In the present study, we found that depolymerization of the actin filaments with cyto D, cyto B, or lat A reduced ISKNV infection, the virus blockage at the entry step of its life cycle potentially caused the reduced ISKNV infection. In addition, the depolymerization of actin filaments reduced both the total amount of virus produced in the cell and the amount of virus that was allowed to egress from cells in the late stages of ISKNV infection. These data demonstrate that ISKNV relies on an intact actin network during infection.
Increasing evidence has showed that the actin cytoskeleton is involved in many endocytic pathways, although to varying degrees . Entry by endocytosis may require remodeling of the actin cytoskeleton, while fusion at the cell surface might not rely as heavily on the actin cytoskeleton . Our results showed that microfilament depolymerization did not change virus binding to the cell, but it efficiently inhibited virus internalization. Many previous reports have demonstrated that microfilaments are dispensable for viral binding to the host cell [30–32]. The role of microfilaments in viral internalization may be useful to better understand the precise entry mechanism of ISKNV.
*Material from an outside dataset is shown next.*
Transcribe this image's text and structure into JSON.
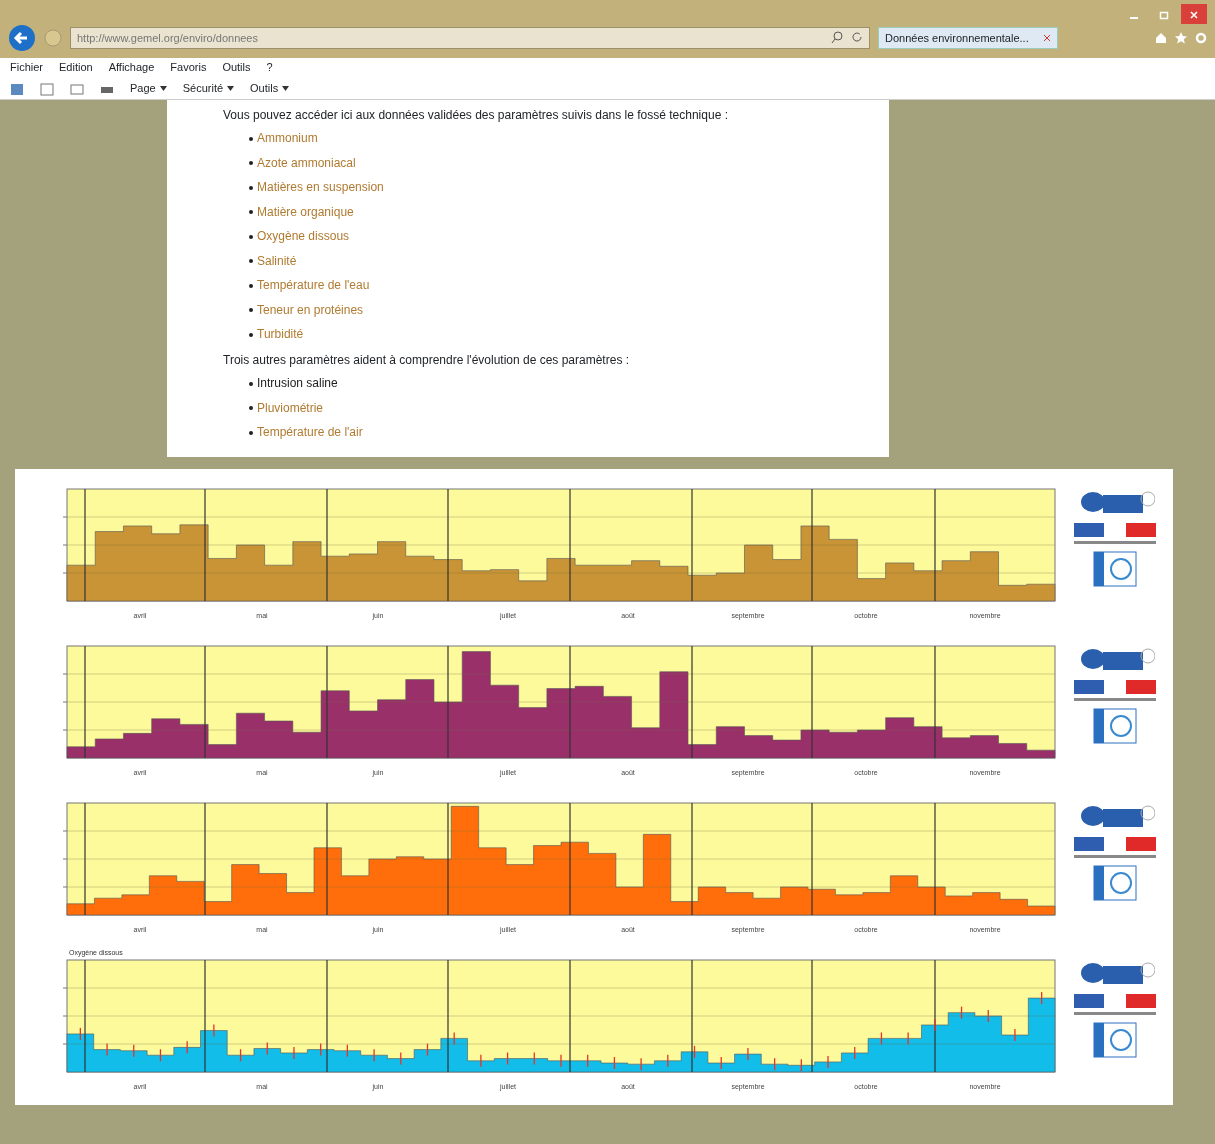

Actin filaments have been shown to be essential for infection by several other viruses [23, 33, 34]. Using inhibitor depolymerizing actin filaments, we evaluated the effect of disrupting actin systems on the infectivity of ISKNV. Our results indicated that disruption of microfilaments with cyto D, cyto B, or lat A inhibited the infection of MFF-1 cells by ISKNV. Furthermore, using qPCR, we found that disrupting microfilaments inhibited early steps of virus entry. However, the disruption of microfilaments could not inhibit the virus entry completely, which could be attributed to a caveola-mediated internalization mechanism through which ISKNV enters MFF-1 cells. Similar to other viruses, ISKNV might use more than one route to enter cells. In this case, inhibition of one pathway might not affect viral entry via another pathway, resulting in a reduced number of viral particles entering the cells . In fact, cells have been demonstrated to upregulate alternate endocytic routes if an endocytic pathway is blocked . Moreover, caveolae and caveolin-associated signaling proteins and receptors have been reported to be linked to a dynamic filamentous actin network via structural proteins . The disruption of actin may destroy the caveola-mediated internalization mechanism through which ISKNV enters MFF-1 cells and then impede ISKNV infection. Further studies are needed to clarify the role of actin in caveola-mediated endocytosis during ISKNV entry and trafficking in MFF-1 cells.
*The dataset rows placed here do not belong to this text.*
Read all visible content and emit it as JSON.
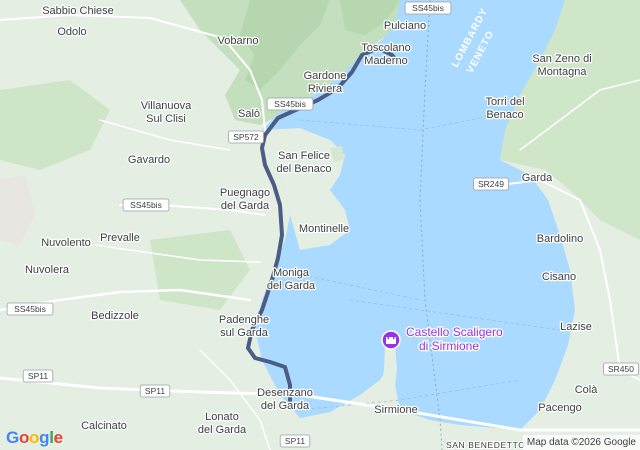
{
  "map": {
    "places": [
      {
        "id": "sabbio-chiese",
        "text": "Sabbio Chiese"
      },
      {
        "id": "odolo",
        "text": "Odolo"
      },
      {
        "id": "vobarno",
        "text": "Vobarno"
      },
      {
        "id": "pulciano",
        "text": "Pulciano"
      },
      {
        "id": "toscolano-maderno",
        "text": "Toscolano\nMaderno"
      },
      {
        "id": "gardone-riviera",
        "text": "Gardone\nRiviera"
      },
      {
        "id": "salo",
        "text": "Salò"
      },
      {
        "id": "villanuova",
        "text": "Villanuova\nSul Clisi"
      },
      {
        "id": "gavardo",
        "text": "Gavardo"
      },
      {
        "id": "san-felice",
        "text": "San Felice\ndel Benaco"
      },
      {
        "id": "puegnago",
        "text": "Puegnago\ndel Garda"
      },
      {
        "id": "nuvolento",
        "text": "Nuvolento"
      },
      {
        "id": "prevalle",
        "text": "Prevalle"
      },
      {
        "id": "montinelle",
        "text": "Montinelle"
      },
      {
        "id": "nuvolera",
        "text": "Nuvolera"
      },
      {
        "id": "moniga",
        "text": "Moniga\ndel Garda"
      },
      {
        "id": "bedizzole",
        "text": "Bedizzole"
      },
      {
        "id": "padenghe",
        "text": "Padenghe\nsul Garda"
      },
      {
        "id": "desenzano",
        "text": "Desenzano\ndel Garda"
      },
      {
        "id": "lonato",
        "text": "Lonato\ndel Garda"
      },
      {
        "id": "calcinato",
        "text": "Calcinato"
      },
      {
        "id": "sirmione",
        "text": "Sirmione"
      },
      {
        "id": "san-zeno",
        "text": "San Zeno di\nMontagna"
      },
      {
        "id": "torri",
        "text": "Torri del\nBenaco"
      },
      {
        "id": "garda",
        "text": "Garda"
      },
      {
        "id": "bardolino",
        "text": "Bardolino"
      },
      {
        "id": "cisano",
        "text": "Cisano"
      },
      {
        "id": "lazise",
        "text": "Lazise"
      },
      {
        "id": "cola",
        "text": "Colà"
      },
      {
        "id": "pacengo",
        "text": "Pacengo"
      }
    ],
    "san_benedetto": "SAN BENEDETTO",
    "regions": [
      "LOMBARDY",
      "VENETO"
    ],
    "roads": [
      "SS45bis",
      "SS45bis",
      "SP572",
      "SS45bis",
      "SS45bis",
      "SP11",
      "SP11",
      "SP11",
      "SR249",
      "SR450"
    ],
    "poi": {
      "line1": "Castello Scaligero",
      "line2": "di Sirmione",
      "icon": "castle-icon"
    }
  },
  "branding": {
    "logo_letters": [
      "G",
      "o",
      "o",
      "g",
      "l",
      "e"
    ],
    "attribution": "Map data ©2026 Google"
  },
  "colors": {
    "water": "#aadaff",
    "land": "#e4eee2",
    "forest": "#c9e4c4",
    "mountain": "#b9d6b3",
    "route": "#4b5c85",
    "road": "#ffffff",
    "poi": "#9334e6"
  }
}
We also sought to determine the effect of inhibitors on later stages of viral replication. In the present study, we evaluated the replication ability of ISKNV in presence of actin inhibitors and found a significant reduction in virus replication. These results indicate that the microfilaments are possibly involved in an interaction with the viral replication machinery. Several reports have shown that actin microfilaments participate in late stages of viral replication, such as assembly and release . Treatment with the cyto D, the Autographa californica nucleopolyhedrovirus budding from host cells was drastically inhibited . Cyto D caused numerous microvillus-like projections containing virions and actin microfilaments to accumulate on the infected cell surface in the late stage of frog virus 3 infections . The utilization of a cellular cytoarchitecture for viral replication has also been reported in several viruses, such as human parainfluenza virus type 3 , mouse mammary tumor virus , and measles virus . To date, little is known about the accurate kinetics of ISKNV replication cycle. Our results showed that treatment with cyto D and cyto B reduced total ISKNV production (Figure 4), but which late step(s) of the viral life was affected by microfilaments should be further studies. All these results suggested that actin filaments played an important role in viral replication cycle in vitro using the MFF-1 cell line.
In addition, many viruses may employ the actin and microtubule network to transport their nucleocapsids protein . Nucleocapsids of the murine mammary tumor virus have been found to interact with actin with this interaction reported to be necessary for extruding virus particles from infected cells . Xiong et al. (2011) suggested that the ISKNV major capsid protein (MCP) gene interacts with the β-actin of zebrafish. In our study, we also find that the actin of MFF-1 cells interacts with the MCP of ISKNV by co-immunoprecipitation (data not shown). All the results provide strong evidence that the actin network potentially participates in ISKNV intracellular traffic and the release of virus from cells.